Find every line in the records below that holds the word "name", and copy it out.

Excerpts from an interface dataset
^^^^^^^^^^^^^^^^
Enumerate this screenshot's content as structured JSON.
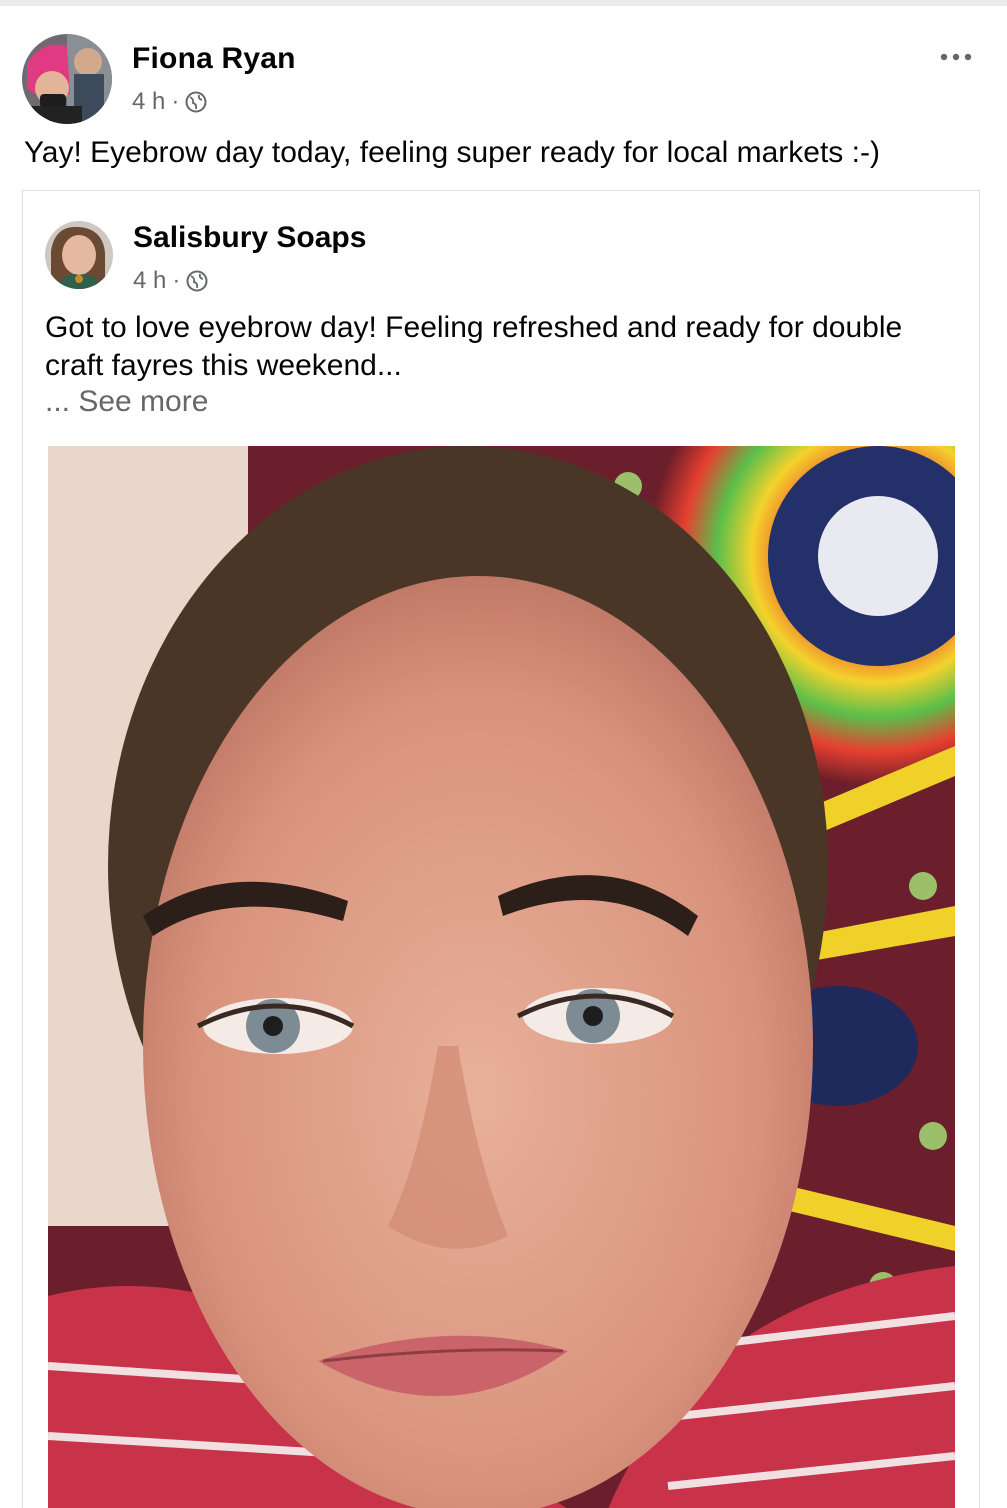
{
  "post": {
    "author": "Fiona Ryan",
    "time": "4 h",
    "separator": "·",
    "text": "Yay! Eyebrow day today, feeling super ready for local markets :-)",
    "more_icon": "more-horizontal-icon",
    "privacy_icon": "globe-icon"
  },
  "shared": {
    "author": "Salisbury Soaps",
    "time": "4 h",
    "separator": "·",
    "text": "Got to love eyebrow day! Feeling refreshed and ready for double craft fayres this weekend...",
    "see_more": "... See more",
    "privacy_icon": "globe-icon"
  },
  "colors": {
    "text_primary": "#050505",
    "text_secondary": "#65676b",
    "card_border": "#dddfe2"
  }
}
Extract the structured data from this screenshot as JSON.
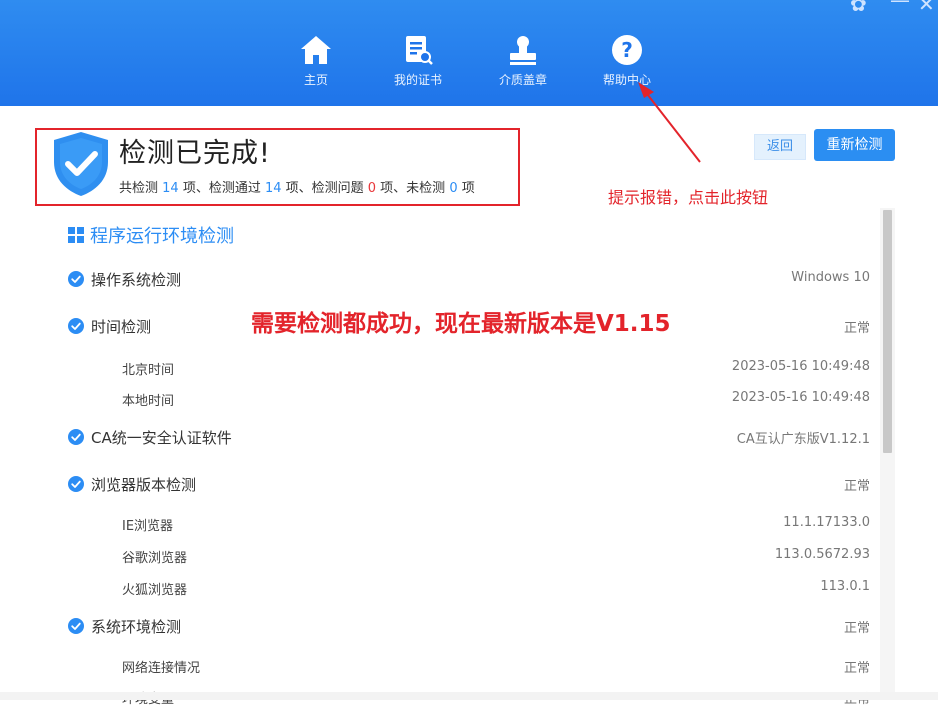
{
  "window": {
    "skin_icon": "skin-icon",
    "minimize_icon": "minimize-icon",
    "close_icon": "close-icon"
  },
  "nav": {
    "items": [
      {
        "label": "主页",
        "icon": "home-icon"
      },
      {
        "label": "我的证书",
        "icon": "certificate-icon"
      },
      {
        "label": "介质盖章",
        "icon": "stamp-icon"
      },
      {
        "label": "帮助中心",
        "icon": "help-icon"
      }
    ]
  },
  "result": {
    "title": "检测已完成!",
    "summary": {
      "p1": "共检测 ",
      "total": "14",
      "p2": " 项、检测通过 ",
      "passed": "14",
      "p3": " 项、检测问题 ",
      "issues": "0",
      "p4": " 项、未检测 ",
      "unchecked": "0",
      "p5": " 项"
    }
  },
  "buttons": {
    "back": "返回",
    "recheck": "重新检测"
  },
  "annotations": {
    "help_tip": "提示报错，点击此按钮",
    "version_note": "需要检测都成功，现在最新版本是V1.15"
  },
  "section": {
    "title": "程序运行环境检测"
  },
  "checks": [
    {
      "name": "操作系统检测",
      "value": "Windows 10",
      "main": true
    },
    {
      "name": "时间检测",
      "value": "正常",
      "main": true
    },
    {
      "name": "北京时间",
      "value": "2023-05-16 10:49:48",
      "main": false
    },
    {
      "name": "本地时间",
      "value": "2023-05-16 10:49:48",
      "main": false
    },
    {
      "name": "CA统一安全认证软件",
      "value": "CA互认广东版V1.12.1",
      "main": true
    },
    {
      "name": "浏览器版本检测",
      "value": "正常",
      "main": true
    },
    {
      "name": "IE浏览器",
      "value": "11.1.17133.0",
      "main": false
    },
    {
      "name": "谷歌浏览器",
      "value": "113.0.5672.93",
      "main": false
    },
    {
      "name": "火狐浏览器",
      "value": "113.0.1",
      "main": false
    },
    {
      "name": "系统环境检测",
      "value": "正常",
      "main": true
    },
    {
      "name": "网络连接情况",
      "value": "正常",
      "main": false
    },
    {
      "name": "环境变量",
      "value": "正常",
      "main": false
    }
  ],
  "colors": {
    "header_blue": "#1f74ea",
    "accent_blue": "#2c8df4",
    "alert_red": "#e3242b"
  }
}
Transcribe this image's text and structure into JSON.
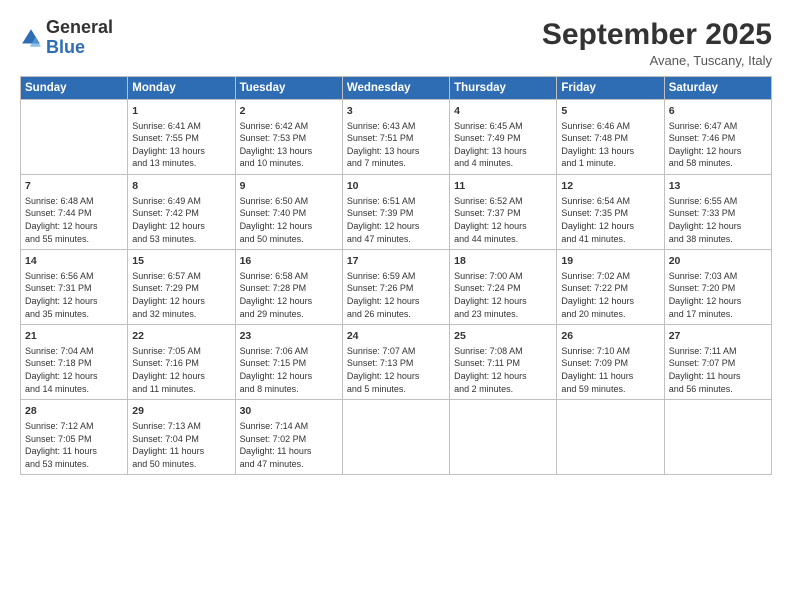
{
  "logo": {
    "line1": "General",
    "line2": "Blue"
  },
  "title": "September 2025",
  "subtitle": "Avane, Tuscany, Italy",
  "days": [
    "Sunday",
    "Monday",
    "Tuesday",
    "Wednesday",
    "Thursday",
    "Friday",
    "Saturday"
  ],
  "weeks": [
    [
      {
        "day": "",
        "text": ""
      },
      {
        "day": "1",
        "text": "Sunrise: 6:41 AM\nSunset: 7:55 PM\nDaylight: 13 hours\nand 13 minutes."
      },
      {
        "day": "2",
        "text": "Sunrise: 6:42 AM\nSunset: 7:53 PM\nDaylight: 13 hours\nand 10 minutes."
      },
      {
        "day": "3",
        "text": "Sunrise: 6:43 AM\nSunset: 7:51 PM\nDaylight: 13 hours\nand 7 minutes."
      },
      {
        "day": "4",
        "text": "Sunrise: 6:45 AM\nSunset: 7:49 PM\nDaylight: 13 hours\nand 4 minutes."
      },
      {
        "day": "5",
        "text": "Sunrise: 6:46 AM\nSunset: 7:48 PM\nDaylight: 13 hours\nand 1 minute."
      },
      {
        "day": "6",
        "text": "Sunrise: 6:47 AM\nSunset: 7:46 PM\nDaylight: 12 hours\nand 58 minutes."
      }
    ],
    [
      {
        "day": "7",
        "text": "Sunrise: 6:48 AM\nSunset: 7:44 PM\nDaylight: 12 hours\nand 55 minutes."
      },
      {
        "day": "8",
        "text": "Sunrise: 6:49 AM\nSunset: 7:42 PM\nDaylight: 12 hours\nand 53 minutes."
      },
      {
        "day": "9",
        "text": "Sunrise: 6:50 AM\nSunset: 7:40 PM\nDaylight: 12 hours\nand 50 minutes."
      },
      {
        "day": "10",
        "text": "Sunrise: 6:51 AM\nSunset: 7:39 PM\nDaylight: 12 hours\nand 47 minutes."
      },
      {
        "day": "11",
        "text": "Sunrise: 6:52 AM\nSunset: 7:37 PM\nDaylight: 12 hours\nand 44 minutes."
      },
      {
        "day": "12",
        "text": "Sunrise: 6:54 AM\nSunset: 7:35 PM\nDaylight: 12 hours\nand 41 minutes."
      },
      {
        "day": "13",
        "text": "Sunrise: 6:55 AM\nSunset: 7:33 PM\nDaylight: 12 hours\nand 38 minutes."
      }
    ],
    [
      {
        "day": "14",
        "text": "Sunrise: 6:56 AM\nSunset: 7:31 PM\nDaylight: 12 hours\nand 35 minutes."
      },
      {
        "day": "15",
        "text": "Sunrise: 6:57 AM\nSunset: 7:29 PM\nDaylight: 12 hours\nand 32 minutes."
      },
      {
        "day": "16",
        "text": "Sunrise: 6:58 AM\nSunset: 7:28 PM\nDaylight: 12 hours\nand 29 minutes."
      },
      {
        "day": "17",
        "text": "Sunrise: 6:59 AM\nSunset: 7:26 PM\nDaylight: 12 hours\nand 26 minutes."
      },
      {
        "day": "18",
        "text": "Sunrise: 7:00 AM\nSunset: 7:24 PM\nDaylight: 12 hours\nand 23 minutes."
      },
      {
        "day": "19",
        "text": "Sunrise: 7:02 AM\nSunset: 7:22 PM\nDaylight: 12 hours\nand 20 minutes."
      },
      {
        "day": "20",
        "text": "Sunrise: 7:03 AM\nSunset: 7:20 PM\nDaylight: 12 hours\nand 17 minutes."
      }
    ],
    [
      {
        "day": "21",
        "text": "Sunrise: 7:04 AM\nSunset: 7:18 PM\nDaylight: 12 hours\nand 14 minutes."
      },
      {
        "day": "22",
        "text": "Sunrise: 7:05 AM\nSunset: 7:16 PM\nDaylight: 12 hours\nand 11 minutes."
      },
      {
        "day": "23",
        "text": "Sunrise: 7:06 AM\nSunset: 7:15 PM\nDaylight: 12 hours\nand 8 minutes."
      },
      {
        "day": "24",
        "text": "Sunrise: 7:07 AM\nSunset: 7:13 PM\nDaylight: 12 hours\nand 5 minutes."
      },
      {
        "day": "25",
        "text": "Sunrise: 7:08 AM\nSunset: 7:11 PM\nDaylight: 12 hours\nand 2 minutes."
      },
      {
        "day": "26",
        "text": "Sunrise: 7:10 AM\nSunset: 7:09 PM\nDaylight: 11 hours\nand 59 minutes."
      },
      {
        "day": "27",
        "text": "Sunrise: 7:11 AM\nSunset: 7:07 PM\nDaylight: 11 hours\nand 56 minutes."
      }
    ],
    [
      {
        "day": "28",
        "text": "Sunrise: 7:12 AM\nSunset: 7:05 PM\nDaylight: 11 hours\nand 53 minutes."
      },
      {
        "day": "29",
        "text": "Sunrise: 7:13 AM\nSunset: 7:04 PM\nDaylight: 11 hours\nand 50 minutes."
      },
      {
        "day": "30",
        "text": "Sunrise: 7:14 AM\nSunset: 7:02 PM\nDaylight: 11 hours\nand 47 minutes."
      },
      {
        "day": "",
        "text": ""
      },
      {
        "day": "",
        "text": ""
      },
      {
        "day": "",
        "text": ""
      },
      {
        "day": "",
        "text": ""
      }
    ]
  ]
}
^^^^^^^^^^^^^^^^
#### Result for this task
      "name": "操作系统检测",
      "name": "时间检测",
      "name": "北京时间",
      "name": "本地时间",
      "name": "CA统一安全认证软件",
      "name": "浏览器版本检测",
      "name": "IE浏览器",
      "name": "谷歌浏览器",
      "name": "火狐浏览器",
      "name": "系统环境检测",
      "name": "网络连接情况",
      "name": "环境变量",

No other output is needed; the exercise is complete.